On Monday Secretary of State Rex W. Tillerson encouraged the sides to “sit down together” to resolve irritants he said had “bubbled up” for some time. Unlike Mr. Trump, Mr. Tillerson took a studiously neutral approach to the quarrel.
It was unclear how Mr. Trump’s broadside against Qatar might affect the U.S.-led coalition fighting Islamic State. The Pentagon relies heavily on Al-Udeid Air Base in Qatar to orchestrate air attacks in Iraq, Syria and Afghanistan. And it is trying to galvanize the Arab world to assume greater responsibility in fighting Islamic State, something governments won’t be able to do if they’re consumed with internal spats.
“It’s a mixed bag with Qatar,” said Sen. Lindsey Graham, South Carolina Republican, summing up America’s strategic conundrum. “They have been definitely playing footsie with a lot of terrorist organizations, but we have a big air base there.”

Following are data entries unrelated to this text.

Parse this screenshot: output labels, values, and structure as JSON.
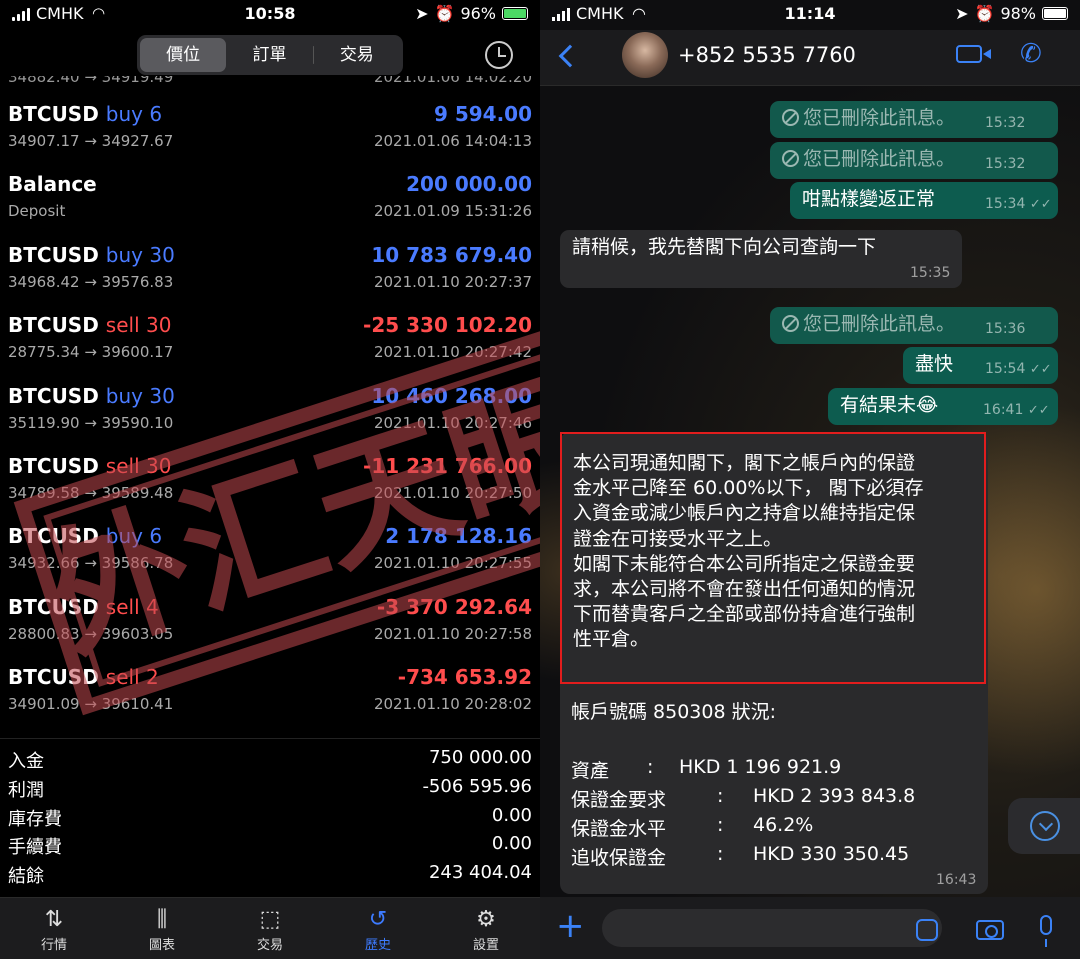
{
  "left": {
    "status": {
      "carrier": "CMHK",
      "time": "10:58",
      "battery": "96%"
    },
    "segments": [
      "價位",
      "訂單",
      "交易"
    ],
    "top_partial": {
      "sub": "34882.40 → 34919.49",
      "date": "2021.01.06 14:02:20"
    },
    "trades": [
      {
        "symbol": "BTCUSD",
        "side": "buy 6",
        "side_kind": "buy",
        "amount": "9 594.00",
        "amt_kind": "pos",
        "prices": "34907.17 → 34927.67",
        "date": "2021.01.06 14:04:13"
      },
      {
        "symbol": "Balance",
        "side": "",
        "side_kind": "plain",
        "amount": "200 000.00",
        "amt_kind": "pos",
        "prices": "Deposit",
        "date": "2021.01.09 15:31:26"
      },
      {
        "symbol": "BTCUSD",
        "side": "buy 30",
        "side_kind": "buy",
        "amount": "10 783 679.40",
        "amt_kind": "pos",
        "prices": "34968.42 → 39576.83",
        "date": "2021.01.10 20:27:37"
      },
      {
        "symbol": "BTCUSD",
        "side": "sell 30",
        "side_kind": "sell",
        "amount": "-25 330 102.20",
        "amt_kind": "neg",
        "prices": "28775.34 → 39600.17",
        "date": "2021.01.10 20:27:42"
      },
      {
        "symbol": "BTCUSD",
        "side": "buy 30",
        "side_kind": "buy",
        "amount": "10 460 268.00",
        "amt_kind": "pos",
        "prices": "35119.90 → 39590.10",
        "date": "2021.01.10 20:27:46"
      },
      {
        "symbol": "BTCUSD",
        "side": "sell 30",
        "side_kind": "sell",
        "amount": "-11 231 766.00",
        "amt_kind": "neg",
        "prices": "34789.58 → 39589.48",
        "date": "2021.01.10 20:27:50"
      },
      {
        "symbol": "BTCUSD",
        "side": "buy 6",
        "side_kind": "buy",
        "amount": "2 178 128.16",
        "amt_kind": "pos",
        "prices": "34932.66 → 39586.78",
        "date": "2021.01.10 20:27:55"
      },
      {
        "symbol": "BTCUSD",
        "side": "sell 4",
        "side_kind": "sell",
        "amount": "-3 370 292.64",
        "amt_kind": "neg",
        "prices": "28800.83 → 39603.05",
        "date": "2021.01.10 20:27:58"
      },
      {
        "symbol": "BTCUSD",
        "side": "sell 2",
        "side_kind": "sell",
        "amount": "-734 653.92",
        "amt_kind": "neg",
        "prices": "34901.09 → 39610.41",
        "date": "2021.01.10 20:28:02"
      }
    ],
    "summary": [
      {
        "label": "入金",
        "value": "750 000.00"
      },
      {
        "label": "利潤",
        "value": "-506 595.96"
      },
      {
        "label": "庫存費",
        "value": "0.00"
      },
      {
        "label": "手續費",
        "value": "0.00"
      },
      {
        "label": "結餘",
        "value": "243 404.04"
      }
    ],
    "tabs": [
      {
        "label": "行情",
        "icon": "arrows-updown-icon"
      },
      {
        "label": "圖表",
        "icon": "candlestick-icon"
      },
      {
        "label": "交易",
        "icon": "line-chart-icon"
      },
      {
        "label": "歷史",
        "icon": "history-icon"
      },
      {
        "label": "設置",
        "icon": "gear-icon"
      }
    ],
    "watermark": "外汇天眼",
    "colors": {
      "buy": "#4a7bff",
      "sell": "#ff4d4d",
      "active_tab": "#3d7bff"
    }
  },
  "right": {
    "status": {
      "carrier": "CMHK",
      "time": "11:14",
      "battery": "98%"
    },
    "contact": "+852 5535 7760",
    "messages": [
      {
        "kind": "del",
        "text": "您已刪除此訊息。",
        "time": "15:32"
      },
      {
        "kind": "del",
        "text": "您已刪除此訊息。",
        "time": "15:32"
      },
      {
        "kind": "out",
        "text": "咁點樣變返正常",
        "time": "15:34"
      },
      {
        "kind": "in",
        "text": "請稍候，我先替閣下向公司查詢一下",
        "time": "15:35"
      },
      {
        "kind": "del",
        "text": "您已刪除此訊息。",
        "time": "15:36"
      },
      {
        "kind": "out",
        "text": "盡快",
        "time": "15:54"
      },
      {
        "kind": "out",
        "text": "有結果未😂",
        "time": "16:41"
      }
    ],
    "notice_lines": [
      "本公司現通知閣下，閣下之帳戶內的保證",
      "金水平己降至 60.00%以下， 閣下必須存",
      "入資金或減少帳戶內之持倉以維持指定保",
      "證金在可接受水平之上。",
      "如閣下未能符合本公司所指定之保證金要",
      "求，本公司將不會在發出任何通知的情況",
      "下而替貴客戶之全部或部份持倉進行強制",
      "性平倉。"
    ],
    "account_title": "帳戶號碼 850308 狀況:",
    "account_rows": [
      {
        "label": "資產",
        "sep": ":",
        "value": "HKD 1 196 921.9"
      },
      {
        "label": "保證金要求",
        "sep": ":",
        "value": "HKD 2 393 843.8"
      },
      {
        "label": "保證金水平",
        "sep": ":",
        "value": "46.2%"
      },
      {
        "label": "追收保證金",
        "sep": ":",
        "value": "HKD 330 350.45"
      }
    ],
    "big_time": "16:43",
    "colors": {
      "accent": "#3b82f6",
      "outgoing": "#0d5c4f",
      "incoming": "#2a2a2c",
      "highlight": "#e21d1d"
    }
  }
}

But a prolonged crisis will put significant pressure on Qatar. Millions of migrant workers and expatriates live there, and much of Qatar’s food comes from Saudi Arabia across the peninsular nation’s only land border, which the Saudis have now closed.
President Trump sided with Saudi Arabia and other Middle East countries in a dispute against Qatar, which threatens to disrupt efforts to contain the Islamic State terror army. Mr. Trump indicated in tweets that oil-rich Qatar is funneling cash to terrorists.